**Exercise aim:**
How many of the lines below contain "likes"? Answer with that number alone.

Items from an interface collection:
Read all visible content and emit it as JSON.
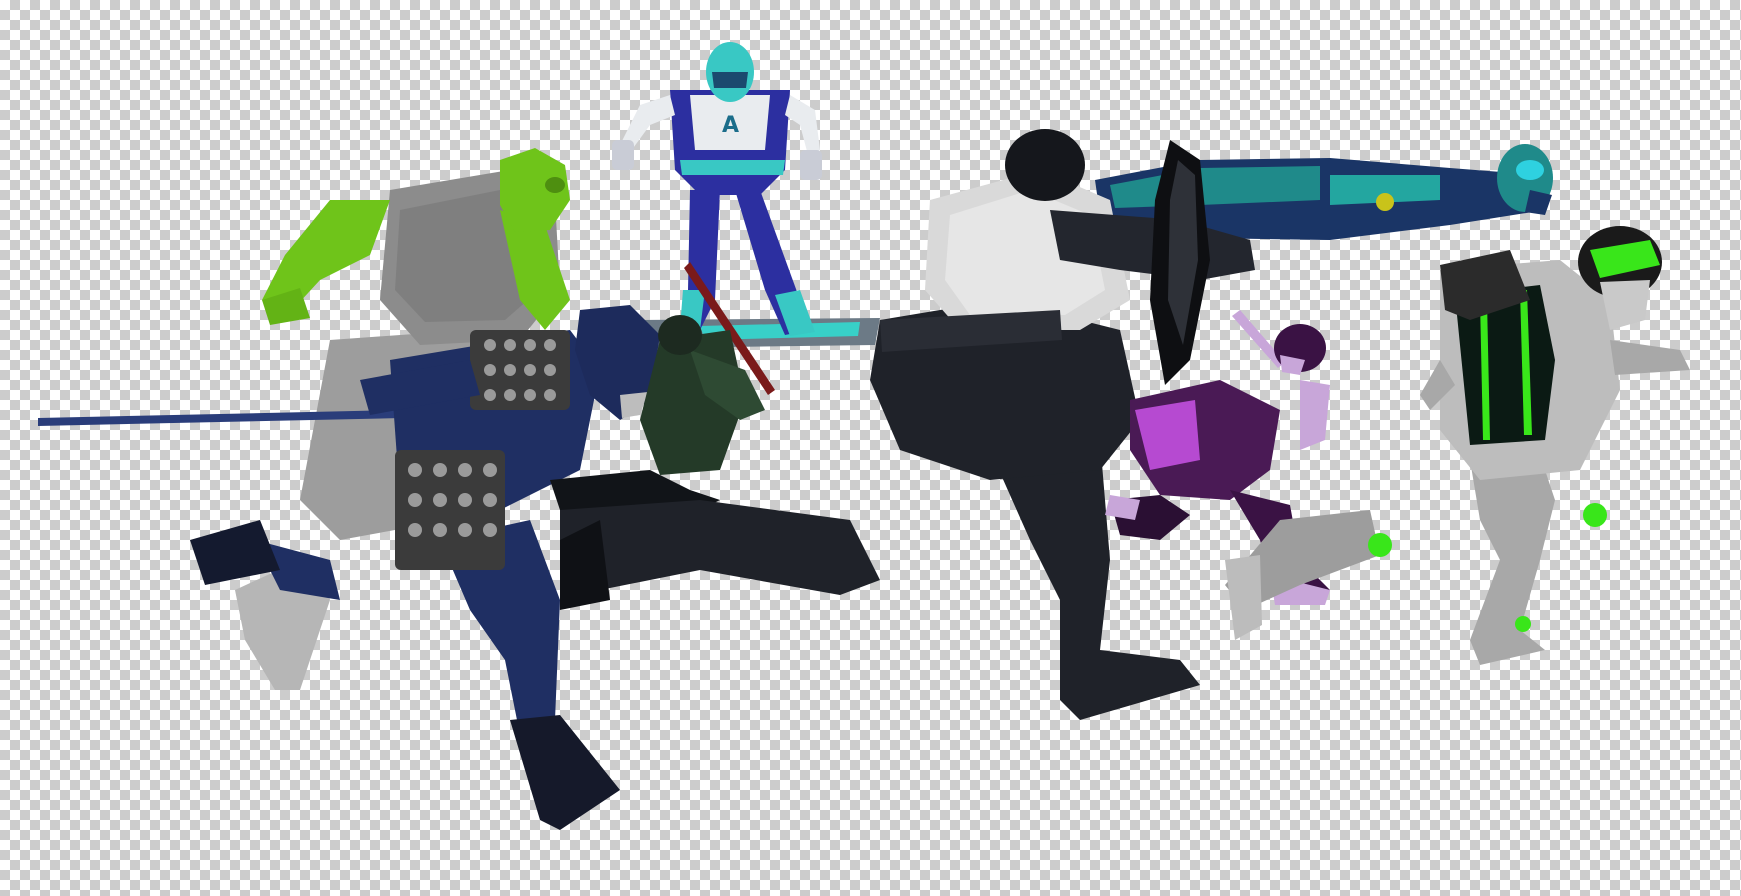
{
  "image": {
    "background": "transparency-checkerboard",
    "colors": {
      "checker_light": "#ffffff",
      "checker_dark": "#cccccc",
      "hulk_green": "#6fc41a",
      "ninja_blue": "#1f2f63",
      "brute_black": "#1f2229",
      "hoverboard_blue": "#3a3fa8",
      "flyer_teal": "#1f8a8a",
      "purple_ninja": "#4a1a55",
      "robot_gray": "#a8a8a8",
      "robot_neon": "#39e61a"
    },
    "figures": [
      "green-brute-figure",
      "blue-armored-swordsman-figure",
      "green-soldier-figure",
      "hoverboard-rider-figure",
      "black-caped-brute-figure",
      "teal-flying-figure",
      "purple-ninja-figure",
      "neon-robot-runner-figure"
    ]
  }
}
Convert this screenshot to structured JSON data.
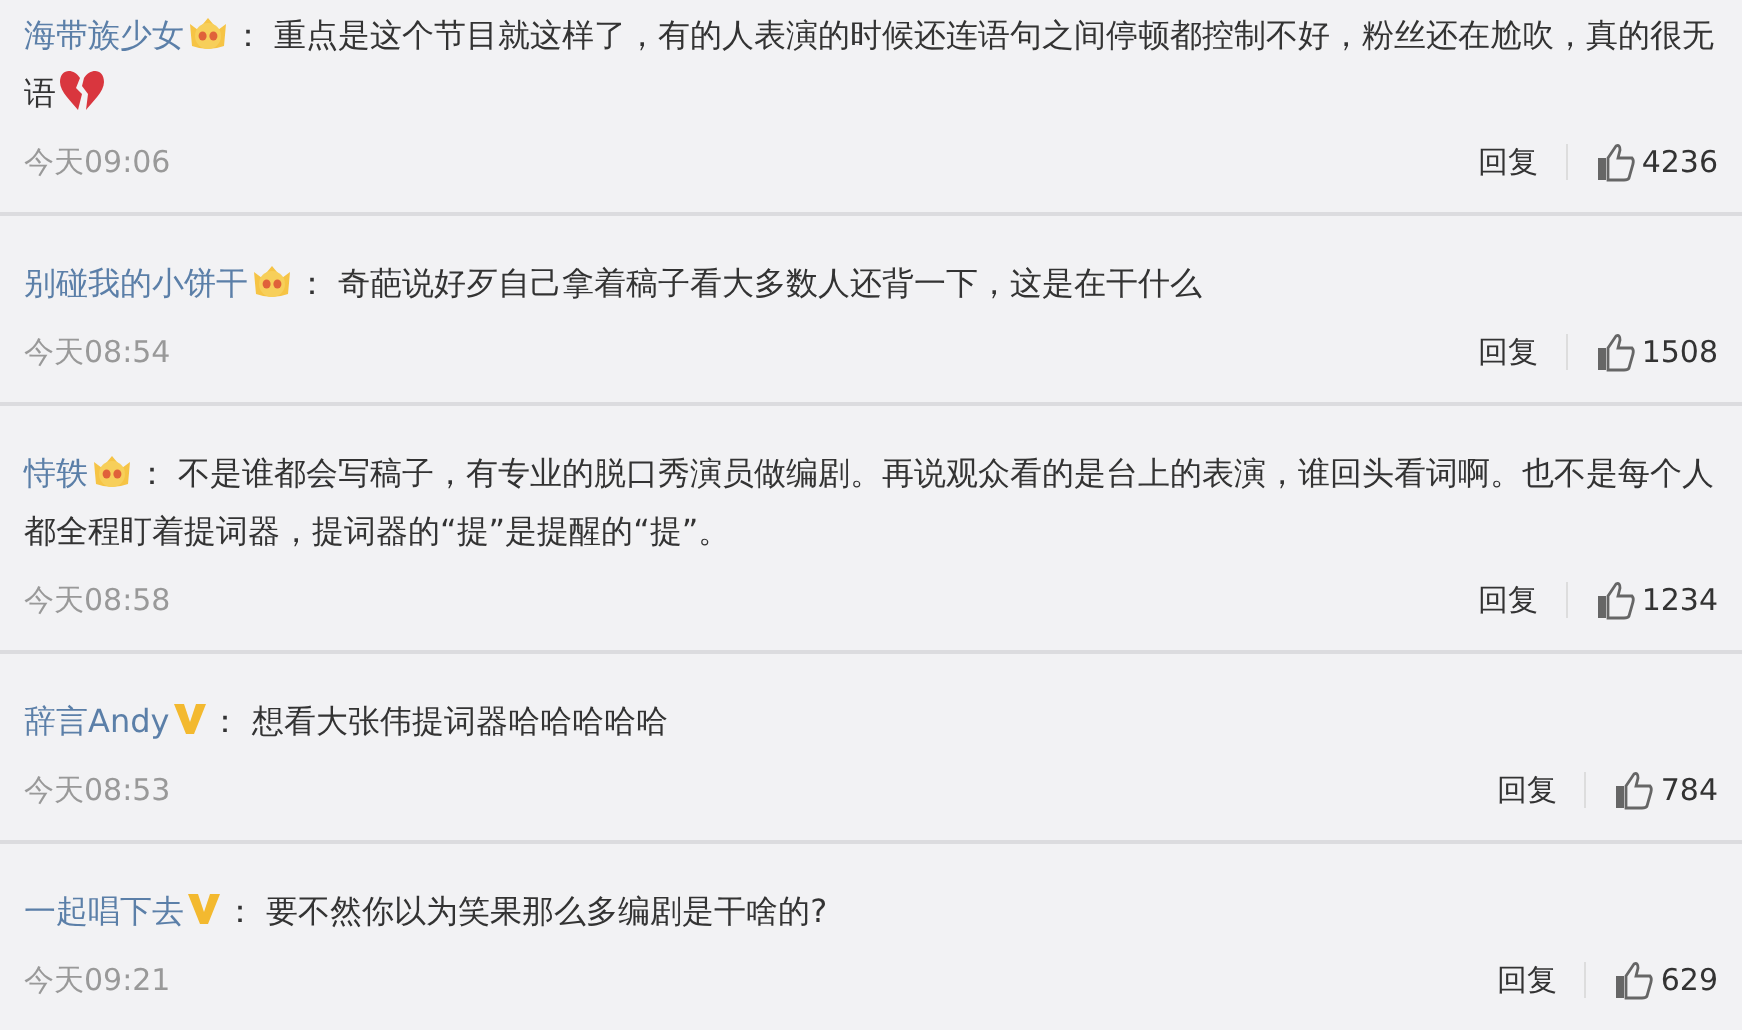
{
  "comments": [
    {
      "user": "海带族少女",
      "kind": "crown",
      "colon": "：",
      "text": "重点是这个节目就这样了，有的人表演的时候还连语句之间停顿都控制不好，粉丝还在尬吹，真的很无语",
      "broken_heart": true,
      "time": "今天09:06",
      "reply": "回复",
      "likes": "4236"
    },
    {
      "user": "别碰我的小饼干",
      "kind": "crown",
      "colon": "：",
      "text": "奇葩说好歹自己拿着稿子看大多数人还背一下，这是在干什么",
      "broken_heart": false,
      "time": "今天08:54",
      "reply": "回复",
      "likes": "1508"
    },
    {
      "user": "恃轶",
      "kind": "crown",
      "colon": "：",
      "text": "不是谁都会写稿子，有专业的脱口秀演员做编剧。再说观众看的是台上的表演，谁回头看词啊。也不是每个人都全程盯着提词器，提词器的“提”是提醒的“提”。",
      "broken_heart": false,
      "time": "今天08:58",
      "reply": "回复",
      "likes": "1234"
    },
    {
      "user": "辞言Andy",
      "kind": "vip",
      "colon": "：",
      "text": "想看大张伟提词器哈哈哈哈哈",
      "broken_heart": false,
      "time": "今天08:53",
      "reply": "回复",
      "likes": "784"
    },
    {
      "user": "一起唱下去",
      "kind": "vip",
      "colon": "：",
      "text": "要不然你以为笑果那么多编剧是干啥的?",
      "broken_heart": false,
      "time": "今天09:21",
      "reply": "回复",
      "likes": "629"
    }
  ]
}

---

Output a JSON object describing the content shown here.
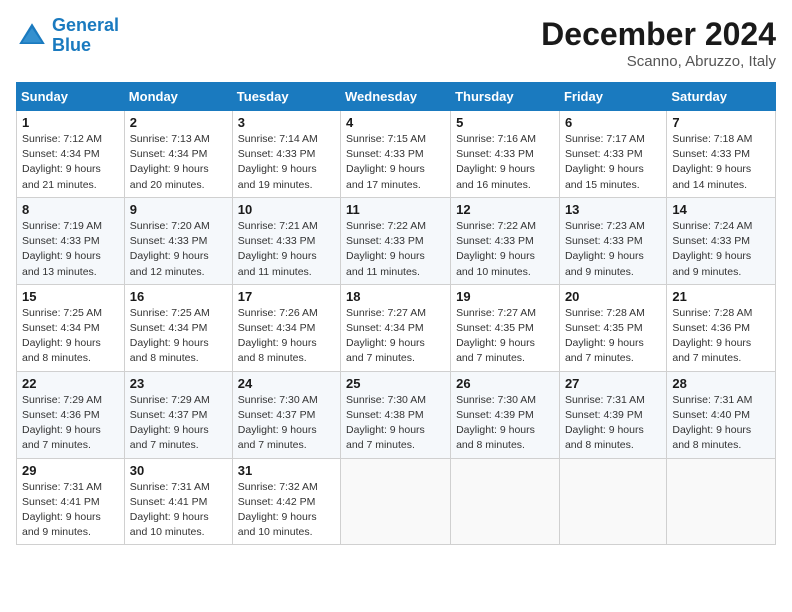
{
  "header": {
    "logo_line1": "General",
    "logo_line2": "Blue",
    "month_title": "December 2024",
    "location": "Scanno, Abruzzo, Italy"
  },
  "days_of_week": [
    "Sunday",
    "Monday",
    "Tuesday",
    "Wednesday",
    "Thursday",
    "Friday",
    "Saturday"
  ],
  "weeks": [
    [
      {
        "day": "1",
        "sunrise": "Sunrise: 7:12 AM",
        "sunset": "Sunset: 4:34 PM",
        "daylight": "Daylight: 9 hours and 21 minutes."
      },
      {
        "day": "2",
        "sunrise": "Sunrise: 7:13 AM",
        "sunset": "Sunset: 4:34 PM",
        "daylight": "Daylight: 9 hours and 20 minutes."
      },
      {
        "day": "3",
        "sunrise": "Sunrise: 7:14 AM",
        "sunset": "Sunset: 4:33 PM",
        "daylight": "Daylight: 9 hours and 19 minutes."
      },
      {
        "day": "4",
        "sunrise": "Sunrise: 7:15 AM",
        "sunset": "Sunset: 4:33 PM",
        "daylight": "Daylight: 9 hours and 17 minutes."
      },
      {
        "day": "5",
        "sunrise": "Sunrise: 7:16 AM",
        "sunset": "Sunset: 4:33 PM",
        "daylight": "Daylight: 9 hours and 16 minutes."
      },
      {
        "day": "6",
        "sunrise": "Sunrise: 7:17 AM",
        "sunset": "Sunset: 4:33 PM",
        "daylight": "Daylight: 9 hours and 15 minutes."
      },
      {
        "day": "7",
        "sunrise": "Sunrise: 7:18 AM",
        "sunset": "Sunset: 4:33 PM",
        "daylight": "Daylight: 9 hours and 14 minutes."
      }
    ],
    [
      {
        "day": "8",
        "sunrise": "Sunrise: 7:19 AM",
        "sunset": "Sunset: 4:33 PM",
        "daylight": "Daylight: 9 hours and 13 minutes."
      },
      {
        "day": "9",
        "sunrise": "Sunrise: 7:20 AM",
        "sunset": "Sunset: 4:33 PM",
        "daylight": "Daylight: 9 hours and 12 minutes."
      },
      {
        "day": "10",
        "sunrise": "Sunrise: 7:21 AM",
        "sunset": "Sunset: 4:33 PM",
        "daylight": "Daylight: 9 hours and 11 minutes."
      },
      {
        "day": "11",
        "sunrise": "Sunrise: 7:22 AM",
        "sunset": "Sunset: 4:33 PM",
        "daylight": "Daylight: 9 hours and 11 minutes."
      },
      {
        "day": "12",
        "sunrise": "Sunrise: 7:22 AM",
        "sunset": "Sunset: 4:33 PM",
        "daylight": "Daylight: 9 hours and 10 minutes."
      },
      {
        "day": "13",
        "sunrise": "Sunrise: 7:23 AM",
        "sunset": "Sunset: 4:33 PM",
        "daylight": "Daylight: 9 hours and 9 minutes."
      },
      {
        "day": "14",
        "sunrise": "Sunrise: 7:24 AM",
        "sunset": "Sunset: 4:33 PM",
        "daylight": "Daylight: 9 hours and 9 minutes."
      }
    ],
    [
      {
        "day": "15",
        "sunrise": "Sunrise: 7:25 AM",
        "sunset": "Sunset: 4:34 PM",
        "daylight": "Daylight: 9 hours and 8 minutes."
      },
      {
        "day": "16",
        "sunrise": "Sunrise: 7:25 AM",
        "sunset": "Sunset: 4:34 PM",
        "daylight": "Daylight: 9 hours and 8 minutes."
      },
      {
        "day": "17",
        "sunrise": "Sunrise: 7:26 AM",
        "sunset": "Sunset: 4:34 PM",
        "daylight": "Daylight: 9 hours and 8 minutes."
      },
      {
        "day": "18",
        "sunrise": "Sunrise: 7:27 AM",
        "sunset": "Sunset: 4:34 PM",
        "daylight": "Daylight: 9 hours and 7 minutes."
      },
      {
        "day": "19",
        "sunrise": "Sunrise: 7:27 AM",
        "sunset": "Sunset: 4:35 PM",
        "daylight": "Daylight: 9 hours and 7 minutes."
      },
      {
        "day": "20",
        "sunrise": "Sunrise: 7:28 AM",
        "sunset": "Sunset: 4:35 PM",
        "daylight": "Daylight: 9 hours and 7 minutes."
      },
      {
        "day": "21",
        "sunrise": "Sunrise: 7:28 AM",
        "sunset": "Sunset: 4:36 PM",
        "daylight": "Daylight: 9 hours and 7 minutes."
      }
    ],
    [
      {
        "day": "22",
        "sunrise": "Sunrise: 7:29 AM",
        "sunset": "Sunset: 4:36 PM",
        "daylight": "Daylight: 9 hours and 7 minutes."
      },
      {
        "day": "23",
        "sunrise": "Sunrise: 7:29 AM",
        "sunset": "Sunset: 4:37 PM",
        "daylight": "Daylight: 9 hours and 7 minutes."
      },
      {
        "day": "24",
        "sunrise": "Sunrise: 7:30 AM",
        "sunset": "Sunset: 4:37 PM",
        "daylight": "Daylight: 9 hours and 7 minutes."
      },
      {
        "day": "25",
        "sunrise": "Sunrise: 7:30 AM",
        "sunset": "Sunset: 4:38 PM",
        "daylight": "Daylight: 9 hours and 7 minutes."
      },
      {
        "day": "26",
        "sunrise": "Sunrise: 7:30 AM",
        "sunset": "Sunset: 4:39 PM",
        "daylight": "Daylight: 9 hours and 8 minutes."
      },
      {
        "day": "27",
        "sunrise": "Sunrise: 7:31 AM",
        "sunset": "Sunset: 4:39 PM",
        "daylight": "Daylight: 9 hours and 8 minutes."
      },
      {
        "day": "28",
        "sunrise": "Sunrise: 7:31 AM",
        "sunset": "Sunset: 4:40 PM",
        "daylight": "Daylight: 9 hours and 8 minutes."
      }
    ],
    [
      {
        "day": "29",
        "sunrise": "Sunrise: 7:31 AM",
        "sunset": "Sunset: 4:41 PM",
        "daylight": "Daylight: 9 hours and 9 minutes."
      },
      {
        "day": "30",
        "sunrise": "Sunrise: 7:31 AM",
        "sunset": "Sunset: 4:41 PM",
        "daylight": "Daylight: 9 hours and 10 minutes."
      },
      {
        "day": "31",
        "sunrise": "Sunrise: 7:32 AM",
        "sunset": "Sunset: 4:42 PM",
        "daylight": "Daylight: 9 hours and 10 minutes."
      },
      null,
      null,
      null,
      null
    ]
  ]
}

**Response below:**
5